ENTRIES SHOWN:
════════════════

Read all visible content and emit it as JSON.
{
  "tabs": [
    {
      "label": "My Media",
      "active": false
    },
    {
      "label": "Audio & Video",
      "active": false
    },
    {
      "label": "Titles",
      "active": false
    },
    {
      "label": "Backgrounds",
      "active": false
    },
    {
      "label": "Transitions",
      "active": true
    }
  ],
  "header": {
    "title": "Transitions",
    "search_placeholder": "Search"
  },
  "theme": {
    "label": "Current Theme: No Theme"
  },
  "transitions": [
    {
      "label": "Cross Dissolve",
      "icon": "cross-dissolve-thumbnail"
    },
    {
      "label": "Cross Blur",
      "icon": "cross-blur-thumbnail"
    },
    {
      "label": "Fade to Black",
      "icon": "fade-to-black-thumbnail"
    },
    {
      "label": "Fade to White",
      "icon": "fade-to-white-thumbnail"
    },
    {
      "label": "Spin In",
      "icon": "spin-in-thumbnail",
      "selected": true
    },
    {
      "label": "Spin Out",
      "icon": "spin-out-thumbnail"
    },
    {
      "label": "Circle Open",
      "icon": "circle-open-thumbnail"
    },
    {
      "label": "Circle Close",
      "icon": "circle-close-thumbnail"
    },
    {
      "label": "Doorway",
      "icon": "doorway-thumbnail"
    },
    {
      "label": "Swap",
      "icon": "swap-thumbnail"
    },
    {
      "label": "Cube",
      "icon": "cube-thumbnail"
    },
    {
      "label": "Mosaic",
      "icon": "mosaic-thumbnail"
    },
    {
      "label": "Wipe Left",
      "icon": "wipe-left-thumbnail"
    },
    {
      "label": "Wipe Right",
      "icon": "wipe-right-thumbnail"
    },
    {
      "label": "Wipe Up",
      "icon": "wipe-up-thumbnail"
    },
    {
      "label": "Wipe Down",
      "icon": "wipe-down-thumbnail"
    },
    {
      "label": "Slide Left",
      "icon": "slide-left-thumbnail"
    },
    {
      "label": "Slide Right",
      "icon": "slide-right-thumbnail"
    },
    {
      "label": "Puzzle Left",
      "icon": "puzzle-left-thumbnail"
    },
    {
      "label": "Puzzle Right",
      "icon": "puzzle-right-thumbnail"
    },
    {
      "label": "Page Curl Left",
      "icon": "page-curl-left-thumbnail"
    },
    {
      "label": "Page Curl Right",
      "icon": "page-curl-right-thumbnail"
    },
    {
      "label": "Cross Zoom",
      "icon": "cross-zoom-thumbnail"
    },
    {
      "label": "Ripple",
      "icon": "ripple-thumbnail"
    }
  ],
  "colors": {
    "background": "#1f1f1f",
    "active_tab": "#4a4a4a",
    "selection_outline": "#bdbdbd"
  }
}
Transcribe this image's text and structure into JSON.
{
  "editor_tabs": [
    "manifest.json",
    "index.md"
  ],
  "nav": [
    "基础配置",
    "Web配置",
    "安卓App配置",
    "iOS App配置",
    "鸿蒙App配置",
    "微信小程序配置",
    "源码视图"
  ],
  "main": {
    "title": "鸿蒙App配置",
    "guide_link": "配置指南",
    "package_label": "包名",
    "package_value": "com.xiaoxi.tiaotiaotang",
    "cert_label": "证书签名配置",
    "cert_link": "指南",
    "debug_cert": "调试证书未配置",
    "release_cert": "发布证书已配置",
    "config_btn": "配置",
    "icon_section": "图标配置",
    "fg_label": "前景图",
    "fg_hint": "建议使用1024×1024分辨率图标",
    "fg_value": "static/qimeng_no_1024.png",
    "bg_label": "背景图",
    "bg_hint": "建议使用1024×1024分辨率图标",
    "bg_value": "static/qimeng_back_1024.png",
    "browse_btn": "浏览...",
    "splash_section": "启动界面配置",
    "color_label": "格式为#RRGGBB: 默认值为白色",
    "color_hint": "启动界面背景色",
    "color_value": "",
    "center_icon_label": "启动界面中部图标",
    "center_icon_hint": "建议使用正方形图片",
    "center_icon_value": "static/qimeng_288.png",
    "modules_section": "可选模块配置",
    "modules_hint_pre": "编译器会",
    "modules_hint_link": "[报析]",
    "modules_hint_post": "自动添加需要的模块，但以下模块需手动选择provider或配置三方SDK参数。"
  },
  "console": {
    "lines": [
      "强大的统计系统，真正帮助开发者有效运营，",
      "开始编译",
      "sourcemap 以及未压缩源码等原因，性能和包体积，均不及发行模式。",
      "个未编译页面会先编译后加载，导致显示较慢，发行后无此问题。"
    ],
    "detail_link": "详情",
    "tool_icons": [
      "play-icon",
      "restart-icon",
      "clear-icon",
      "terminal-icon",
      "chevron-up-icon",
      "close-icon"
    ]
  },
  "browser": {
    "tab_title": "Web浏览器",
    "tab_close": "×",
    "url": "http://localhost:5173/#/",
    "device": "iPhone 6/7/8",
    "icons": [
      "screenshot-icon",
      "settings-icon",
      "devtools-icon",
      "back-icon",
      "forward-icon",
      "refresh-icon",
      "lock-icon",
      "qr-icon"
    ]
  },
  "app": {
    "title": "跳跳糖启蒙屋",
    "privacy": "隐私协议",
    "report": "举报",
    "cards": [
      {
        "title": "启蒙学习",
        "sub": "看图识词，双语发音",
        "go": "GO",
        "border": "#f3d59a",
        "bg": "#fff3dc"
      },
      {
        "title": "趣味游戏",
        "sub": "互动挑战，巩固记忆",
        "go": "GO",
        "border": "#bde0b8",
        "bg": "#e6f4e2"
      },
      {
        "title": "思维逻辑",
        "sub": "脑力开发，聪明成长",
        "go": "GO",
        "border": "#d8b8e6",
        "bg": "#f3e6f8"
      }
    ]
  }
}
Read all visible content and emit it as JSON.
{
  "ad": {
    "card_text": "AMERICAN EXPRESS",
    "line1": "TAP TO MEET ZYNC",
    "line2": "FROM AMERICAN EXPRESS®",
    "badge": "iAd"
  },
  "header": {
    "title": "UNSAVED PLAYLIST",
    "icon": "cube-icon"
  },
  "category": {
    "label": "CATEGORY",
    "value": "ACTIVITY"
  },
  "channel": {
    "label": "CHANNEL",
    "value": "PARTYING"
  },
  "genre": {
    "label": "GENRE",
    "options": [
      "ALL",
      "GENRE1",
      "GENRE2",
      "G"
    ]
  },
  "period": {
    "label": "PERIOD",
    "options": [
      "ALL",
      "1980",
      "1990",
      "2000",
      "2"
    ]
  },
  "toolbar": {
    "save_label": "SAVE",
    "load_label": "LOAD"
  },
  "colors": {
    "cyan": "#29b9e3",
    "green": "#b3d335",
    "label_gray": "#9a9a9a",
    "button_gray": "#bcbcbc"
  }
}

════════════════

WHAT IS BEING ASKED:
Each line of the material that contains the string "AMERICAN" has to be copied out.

RESPONSE AREA:
    "card_text": "AMERICAN EXPRESS",
    "line2": "FROM AMERICAN EXPRESS®",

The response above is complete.